Centene Corp. managed to beat Wall Street’s earnings expectations in the third quarter of 2022 while also reporting lower-than-expected Medicare Advantage Star Ratings and MCO contract struggles in California and Florida, two of the Medicaid-focused carrier’s largest states by enrollment. Reviews from Wall Street analysts were mixed, with financiers praising Centene’s continued efforts to spin off its PBM business but raising concerns over the contract disputes and the looming resumption of Medicaid eligibility redeterminations.

The insurer reported $1.30 in adjusted earnings per share (EPS), beating the Wall Street consensus projection of $1.24. Membership grew by 322,400 to over 26.7 million total members during the quarter, raising the year’s cumulative enrollment growth to nearly 950,000 members. Executives project an end-of-year EPS of $5.65 to $5.75, slightly up from a previous projection of $5.60 to $5.75. Centene’s medical loss ratio was 88.3%, and its total revenues reached $35.9 billion in the quarter, up 11% compared with the third quarter of 2021.


News Briefs: Reporting 3Q Earnings, UnitedHealth Group Saw Revenues Climb 12% From a Year Ago

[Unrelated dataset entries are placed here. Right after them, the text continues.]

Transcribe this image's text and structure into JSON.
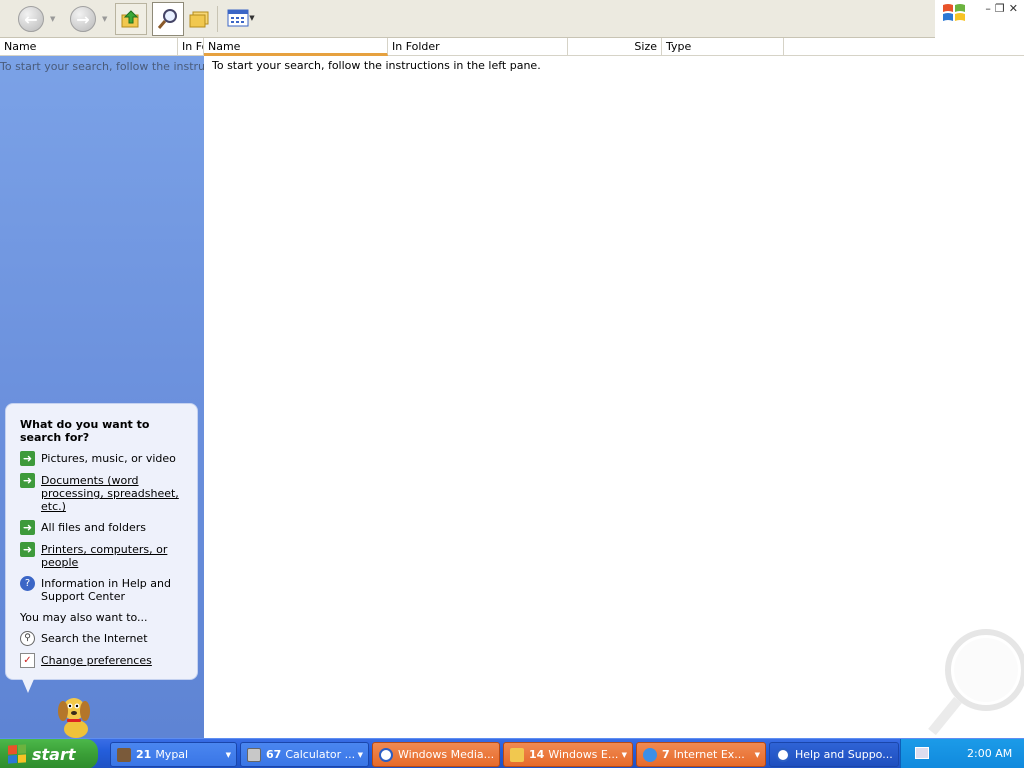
{
  "toolbar": {
    "back_icon": "back-arrow-icon",
    "forward_icon": "forward-arrow-icon",
    "up_icon": "folder-up-icon",
    "search_icon": "search-magnifier-icon",
    "folders_icon": "folders-icon",
    "views_icon": "views-icon"
  },
  "columns": {
    "left_name": "Name",
    "left_in_folder": "In Fo",
    "name": "Name",
    "in_folder": "In Folder",
    "size": "Size",
    "type": "Type"
  },
  "left_pane": {
    "ghost_text": "To start your search, follow the instructions",
    "search_title": "What do you want to search for?",
    "options": [
      {
        "label": "Pictures, music, or video",
        "icon": "green-arrow-icon"
      },
      {
        "label": "Documents (word processing, spreadsheet, etc.)",
        "icon": "green-arrow-icon"
      },
      {
        "label": "All files and folders",
        "icon": "green-arrow-icon"
      },
      {
        "label": "Printers, computers, or people",
        "icon": "green-arrow-icon"
      },
      {
        "label": "Information in Help and Support Center",
        "icon": "help-icon"
      }
    ],
    "also_label": "You may also want to...",
    "also_options": [
      {
        "label": "Search the Internet",
        "icon": "internet-search-icon"
      },
      {
        "label": "Change preferences",
        "icon": "preferences-icon"
      }
    ]
  },
  "results": {
    "message": "To start your search, follow the instructions in the left pane."
  },
  "taskbar": {
    "start_label": "start",
    "tasks": [
      {
        "count": "21",
        "label": "Mypal",
        "icon": "mypal-icon"
      },
      {
        "count": "67",
        "label": "Calculator ...",
        "icon": "calculator-icon"
      },
      {
        "count": "",
        "label": "Windows Media...",
        "icon": "media-player-icon"
      },
      {
        "count": "14",
        "label": "Windows E...",
        "icon": "folder-icon"
      },
      {
        "count": "7",
        "label": "Internet Ex...",
        "icon": "internet-explorer-icon"
      },
      {
        "count": "",
        "label": "Help and Suppo...",
        "icon": "help-icon"
      }
    ],
    "clock": "2:00 AM"
  },
  "colors": {
    "left_pane_top": "#7ba2e7",
    "left_pane_bottom": "#5e84d4",
    "taskbar": "#245edb",
    "start_green": "#3a9f37",
    "sorted_column_accent": "#e6a13f",
    "task_orange": "#e66a2a"
  }
}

As the Medicare Annual Election Period gets underway, CMS is warning Medicare Advantage organizations and Prescription Drug Plan sponsors that it will be closely monitoring marketing activities during and beyond the AEP, including through “secret shopping” activities. Given increasing concerns about the marketing practices of all entities, including third-party marketing organizations, CMS has engaged in secret shopping by calling numbers associated with television advertisements, mailings, newspaper ads and internet searches and discovered that some agents are not complying with current rules and are “unduly pressuring beneficiaries, as well as failing to provide accurate or enough information to assist a beneficiary in making an informed enrollment decision,” according to an Oct. 19 memo. However, starting Jan. 1, 2023, television advertisements will no longer qualify for CMS’s “File and Use” framework that allows materials submitted to be distributed five days after submission. Moreover, the agency will review all previously submitted television ads to confirm that materials meet CMS requirements and may take compliance action against plans that use “CMS-disapproved advertisements.” In addition, the agency during the AEP and into the new plan year will enhance its oversight of plan marketing in numerous ways, such as through enhanced review of select marketing materials submitted under File and Use criteria, targeted oversight of MAOs and Part D sponsors with higher or increasing rates of complaints during the AEP, and review of recordings of agent and broker calls with potential enrollees, CMS said.


Medicaid MCOs Will Aid Ambitious New Waiver Demos in Massachusetts, Oregon

Recently, the Biden administration approved a pair of wide-ranging Medicaid waiver demonstration programs in Massachusetts and Oregon, granting those states authority to test unique policies such as keeping certain populations enrolled in Medicaid for more than a year and covering clinically tailored housing and nutritional supports. Medicaid managed care plans that serve Massachusetts and Oregon tell AIS Health that they’re planning to play a major role in helping to implement the new waiver programs, which will allow them to expand some of the social-needs-based interventions that they’re already providing and reduce the enrollee churn that can stymie care-management efforts.